Owen Smith has embarrassed himself again. Having previously called for Labour to “smash” Theresa May “back on her heels”, advocated negotiations with ISIS, and described himself as “normal” with “a wife and three children” while competing with a gay woman to stand for the Labour leadership, you might expect him to have learnt the value of expressing himself more carefully. But no. Not a bit of it.
At a rally on Tuesday evening, Smith described Jeremy Corbyn as a “lunatic” with no “coherent narrative about what’s wrong with Britain”. It’s an interesting choice of words from someone who needs to win over tens of thousands of Corbyn’s supporters if he is to avoid a crushing defeat in this summer’s Labour leadership election. Indeed, we may look back on this as the final nail in the coffin of Smith’s campaign.
Let’s be honest. Most of us at some stage have used casual language like this (“lunatic”, “insane”), to describe those whose rationality we don’t share or understand. I’ll admit to having done so myself. But it is wrong. It perpetuates a stigma around mental illness and damages peoples’ chances of getting the care and support they need from society. We should all cut it out, especially those of us who aspire to high public office.
Beyond this, however, Smith has driven a coach and horses through the central premise of his own campaign. Throughout the summer he has presented himself as substantively agreeing with Corbyn on almost all domestic and economic issues, and only seeking to pursue that agenda more effectively and professionally. He has set out a range of policies – including a £200bn “British New Deal”, workplace rights and more redistributive taxation – that constitute an overt appeal to the social democratic, progressive values of the hundreds of thousands who joined the party to support Corbyn and secure a clean break with the neoliberalism of New Labour.
But it is simply not credible to simultaneously say “I agree with Jeremy” and that Jeremy is a “lunatic”. No one uses the word “lunatic” to describe someone whose politics they basically share. No one says “your diagnosis of the country’s ills is incoherent, and that’s the substantive agenda I want to take forward”. Smith’s remarks indicate that, deep down, he shares the incredulity expressed by so many of his colleagues that anyone would want to abandon the Thatcher-Blair-Cameron “centre ground” of deregulation, privatisation, corporate-empowerment and widening inequality. After all, Corbyn’s narrative only appears incoherent to those who regard the post-1979 status quo as self-evidently the best of all possible worlds – give or take a few policy tweaks – rather than the very essence of “what’s wrong with Britain”.
This incident will confirm the suspicion of many Labour members that, if he did win the leadership, Smith would dilute or ditch most of the policies he has used to try and win their votes. Those fears are well founded. Take as one illustrative example the issue of immigration, where Smith has shown one face to the party while suggesting that he would show quite another to the country, as party leader.

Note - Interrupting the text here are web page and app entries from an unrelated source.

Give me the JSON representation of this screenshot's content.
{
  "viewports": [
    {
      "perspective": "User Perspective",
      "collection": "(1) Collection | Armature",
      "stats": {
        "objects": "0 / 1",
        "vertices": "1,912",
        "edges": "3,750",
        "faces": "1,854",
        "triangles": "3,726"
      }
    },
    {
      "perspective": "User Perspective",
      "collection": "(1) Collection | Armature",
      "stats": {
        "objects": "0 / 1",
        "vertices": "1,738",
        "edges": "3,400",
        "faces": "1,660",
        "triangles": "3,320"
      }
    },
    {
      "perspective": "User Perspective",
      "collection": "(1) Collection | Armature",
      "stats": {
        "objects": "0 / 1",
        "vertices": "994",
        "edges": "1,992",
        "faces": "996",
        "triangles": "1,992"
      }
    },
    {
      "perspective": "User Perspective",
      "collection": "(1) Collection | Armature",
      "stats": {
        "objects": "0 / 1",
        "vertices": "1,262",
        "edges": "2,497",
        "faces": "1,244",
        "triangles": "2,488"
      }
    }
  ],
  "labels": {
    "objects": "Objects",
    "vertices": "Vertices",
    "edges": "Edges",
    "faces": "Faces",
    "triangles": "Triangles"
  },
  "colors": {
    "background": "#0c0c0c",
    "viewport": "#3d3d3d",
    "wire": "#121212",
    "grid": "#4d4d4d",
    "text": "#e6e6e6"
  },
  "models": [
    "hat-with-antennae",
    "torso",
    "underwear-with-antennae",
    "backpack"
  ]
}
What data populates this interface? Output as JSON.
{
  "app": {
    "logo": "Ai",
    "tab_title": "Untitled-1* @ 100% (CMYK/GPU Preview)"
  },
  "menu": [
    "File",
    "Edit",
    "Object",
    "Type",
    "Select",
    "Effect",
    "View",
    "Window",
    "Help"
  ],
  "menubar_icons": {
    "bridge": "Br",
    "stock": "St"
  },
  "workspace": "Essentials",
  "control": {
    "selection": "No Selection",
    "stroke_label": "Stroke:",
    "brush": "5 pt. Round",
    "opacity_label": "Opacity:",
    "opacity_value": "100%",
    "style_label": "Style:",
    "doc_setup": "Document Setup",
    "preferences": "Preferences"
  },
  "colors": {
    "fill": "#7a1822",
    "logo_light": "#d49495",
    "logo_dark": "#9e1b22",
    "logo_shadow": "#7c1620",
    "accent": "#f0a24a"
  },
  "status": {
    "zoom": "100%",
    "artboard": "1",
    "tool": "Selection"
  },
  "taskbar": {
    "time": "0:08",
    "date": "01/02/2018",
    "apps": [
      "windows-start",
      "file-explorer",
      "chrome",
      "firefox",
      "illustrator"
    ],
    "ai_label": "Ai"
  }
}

At leadership hustings, Smith presents an enlightened, pro-immigration, anti-xenophobic stance, but in a Newsnight interview last month we saw something rather different. When asked if there were “too many immigrants” in the UK, he replied that “it depends where you are”, giving official comfort to the post-Brexit “pack your bags” brigade. He asserted that EU migration “definitely caused downward pressure on wages” despite academic studies having repeatedly shown that this is false, and that EU migration is of clear overall benefit to the economy.
Then, calling for an “honest” discussion on immigration, Smith noted that his wife is a school teacher and that schools in their local area are under pressure from “significant numbers into South Wales of people fleeing the Middle East”. In fact, a grand total of 78 people have been resettled in the whole of Wales under the Syrian Vulnerable Persons Resettlement Scheme. In the local authority encompassing Smith’s constituency of Pontypridd, the total number is zero. The Welsh Local Government Association has expressed it’s willingness to house many more, and the Welsh First Minister has indicated that 500-600 could be resettled under the scheme, showing that the country is nowhere near struggling to cope
This suggests, not someone who shares members’ values, but one who probably regards the leader’s pro-immigration stance as “lunatic”, and would prefer a return to the days when Labour erected the notorious Yarl’s Wood detention camp, rejected the vast majority of asylum applications from Saddam Hussein’s Iraq, and when Tom Watson put out an election leaflet reading “Labour is on your side, the Lib Dems are on the side of failed asylum seekers”.
Smith’s problem is that his mask keeps slipping. And every time it does, the choice before Labour members comes into sharper focus. On the one hand, they have a man who lacks many of the managerial and communication skills for party leadership, but who shares their values and who they can trust to fight for their agenda until a credible successor can be found. Against him stands a man they may not be able to trust, who may not share their values, and whose claims of professional competence grow more threadbare by the day. It’s a poor choice to be faced with, but Smith is at least making it easier for them.
Editor’s note, 26 August 2016. This article was amended to clarify statistics quoted about numbers of refugees in Wales